Manager claims that Owner has refused to make required capital expenditures to comply with brand standards and has repeatedly interfered with Management Company’s right to exclusive operational control by issuing its orders to hotel personnel. It seeks $Z for damages resulting from wrongful termination, recognizing that under the ‘agency theory’ overlaying management contracts, Management Company cannot be reinstated, so the court is not likely to issue an injunction ordering that the Management Company be reinstated pending determination.

This matter is well-suited for a judicial determination (or arbitration).

Need to Speak to Someone?

Expert Witness & Legal Advisory

Cayuga consultant’s knowledge of industry standards and trends, make them uniquely qualified to provide litigation support, and provide expert testimony in a variety of situations.

Contract Review & Negotiations

Cayuga’s consultants have experience as owners, operators and legal advisors and are uniquely qualified to guide in the complexities of contractual processes.

Dispute Resolution & Mediation

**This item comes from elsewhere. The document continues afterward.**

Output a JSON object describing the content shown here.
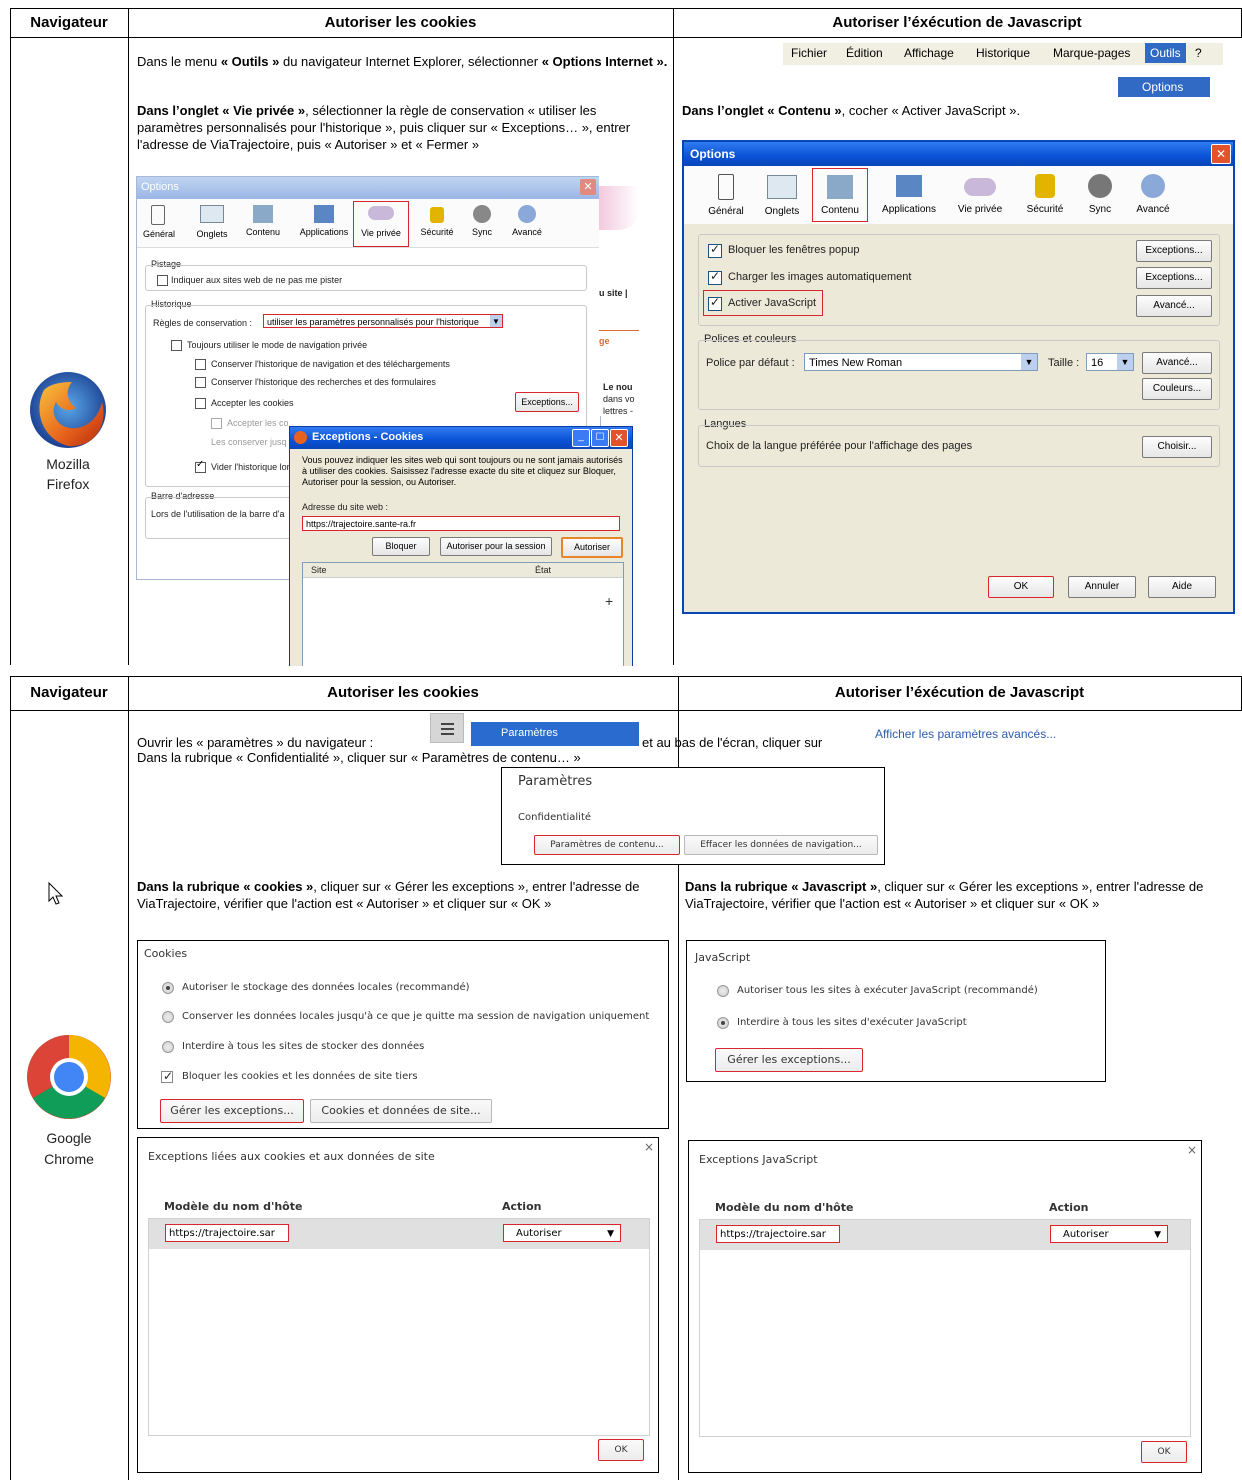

Cayuga’s consultants, with their keen understanding of the industry are expert in helping to find successful resolution to hospitality related controversies.

Expert Determination

Cayuga’s consultants are knowledgeable of a vast number of very narrow areas of expertise allowing them to be ideal Expert Determiners when required in dispute resolution.

Risk Management & Insurance

Cayuga Hospitality Consultants include attorneys with specific experience in the hospitality industry, dispute resolution experts, engineering and facilities management professionals, and insurance specialists to ensure developers, owners and operators have the necessary support through the development process.